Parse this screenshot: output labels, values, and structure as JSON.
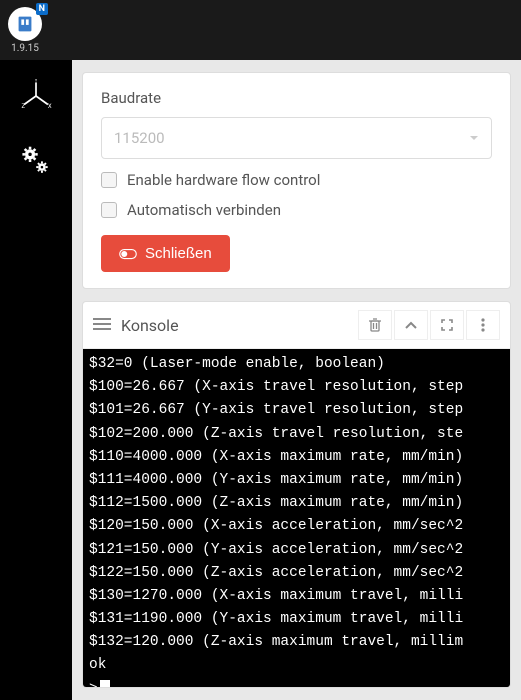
{
  "app": {
    "badge": "N",
    "version": "1.9.15"
  },
  "connection": {
    "baudrate_label": "Baudrate",
    "baudrate_value": "115200",
    "flow_control_label": "Enable hardware flow control",
    "auto_connect_label": "Automatisch verbinden",
    "close_label": "Schließen"
  },
  "console": {
    "title": "Konsole",
    "prompt": ">",
    "lines": [
      "$32=0 (Laser-mode enable, boolean)",
      "$100=26.667 (X-axis travel resolution, step",
      "$101=26.667 (Y-axis travel resolution, step",
      "$102=200.000 (Z-axis travel resolution, ste",
      "$110=4000.000 (X-axis maximum rate, mm/min)",
      "$111=4000.000 (Y-axis maximum rate, mm/min)",
      "$112=1500.000 (Z-axis maximum rate, mm/min)",
      "$120=150.000 (X-axis acceleration, mm/sec^2",
      "$121=150.000 (Y-axis acceleration, mm/sec^2",
      "$122=150.000 (Z-axis acceleration, mm/sec^2",
      "$130=1270.000 (X-axis maximum travel, milli",
      "$131=1190.000 (Y-axis maximum travel, milli",
      "$132=120.000 (Z-axis maximum travel, millim",
      "ok"
    ]
  }
}
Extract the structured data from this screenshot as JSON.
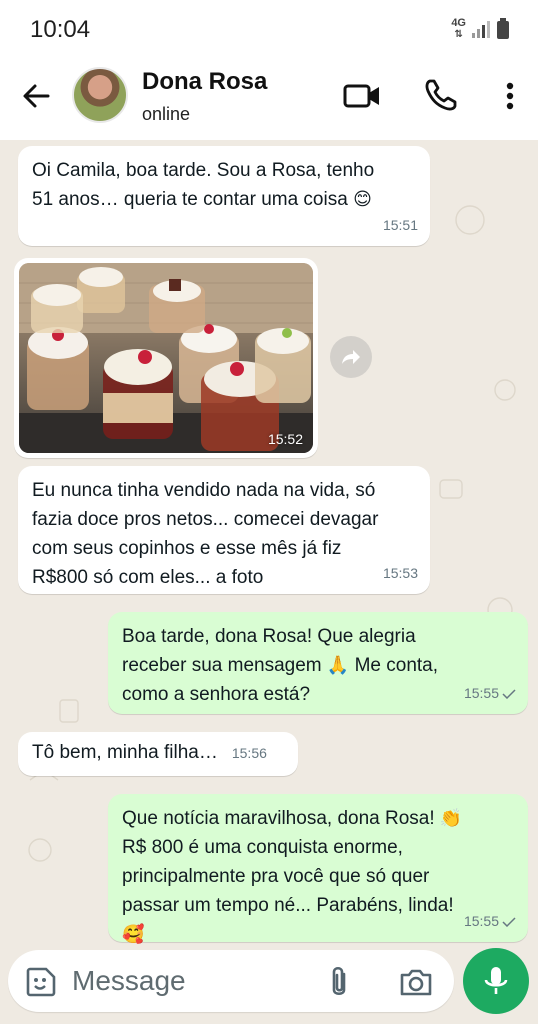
{
  "status_bar": {
    "time": "10:04",
    "network": "4G"
  },
  "header": {
    "contact_name": "Dona Rosa",
    "contact_status": "online"
  },
  "messages": [
    {
      "direction": "incoming",
      "lines": [
        "Oi Camila, boa tarde. Sou a Rosa, tenho",
        "51 anos… queria te contar uma coisa"
      ],
      "emoji": "😊",
      "time": "15:51"
    },
    {
      "direction": "incoming",
      "type": "photo",
      "time": "15:52"
    },
    {
      "direction": "incoming",
      "lines": [
        "Eu nunca tinha vendido nada na vida, só",
        "fazia doce pros netos... comecei devagar",
        "com seus copinhos e esse mês já fiz",
        "R$800 só com eles... a foto"
      ],
      "time": "15:53"
    },
    {
      "direction": "outgoing",
      "lines": [
        "Boa tarde, dona Rosa! Que alegria",
        "receber sua mensagem",
        "Me conta,",
        "como a senhora está?"
      ],
      "emoji": "🙏",
      "time": "15:55"
    },
    {
      "direction": "incoming",
      "text": "Tô bem, minha filha…",
      "time": "15:56"
    },
    {
      "direction": "outgoing",
      "lines": [
        "Que notícia maravilhosa, dona Rosa!",
        "R$ 800 é uma conquista enorme,",
        "principalmente pra você que só quer",
        "passar um tempo né... Parabéns, linda!"
      ],
      "emoji_1": "👏",
      "emoji_2": "🥰",
      "time": "15:55"
    }
  ],
  "composer": {
    "placeholder": "Message"
  },
  "colors": {
    "incoming_bubble": "#ffffff",
    "outgoing_bubble": "#d9fdd3",
    "accent": "#1daa61",
    "chat_background": "#efeae2"
  },
  "icons": [
    "arrow-back-icon",
    "video-call-icon",
    "phone-icon",
    "more-vert-icon",
    "forward-icon",
    "sticker-icon",
    "attach-icon",
    "camera-icon",
    "mic-icon",
    "double-check-icon"
  ]
}
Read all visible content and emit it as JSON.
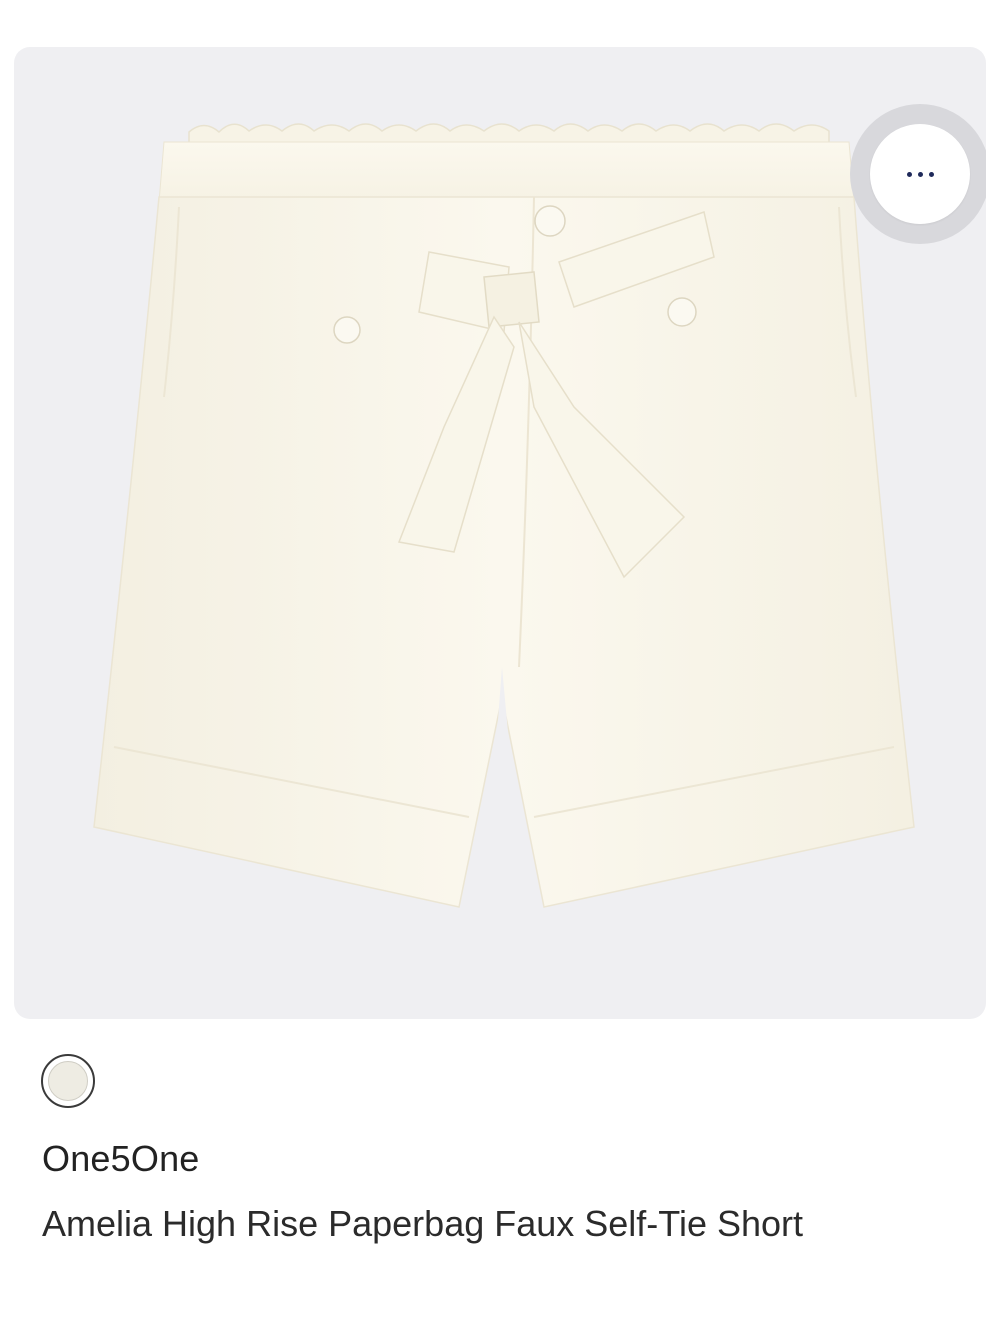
{
  "product": {
    "brand": "One5One",
    "name": "Amelia High Rise Paperbag Faux Self-Tie Short",
    "image_description_icon": "shorts-image",
    "colors": {
      "card_background": "#efeff2",
      "swatch": "#eeece3",
      "dots": "#1f2a5a"
    }
  },
  "actions": {
    "more_icon": "more-options-icon"
  }
}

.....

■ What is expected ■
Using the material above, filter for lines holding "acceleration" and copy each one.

■ Solution for this task ■
      "$120=150.000 (X-axis acceleration, mm/sec^2",
      "$121=150.000 (Y-axis acceleration, mm/sec^2",
      "$122=150.000 (Z-axis acceleration, mm/sec^2",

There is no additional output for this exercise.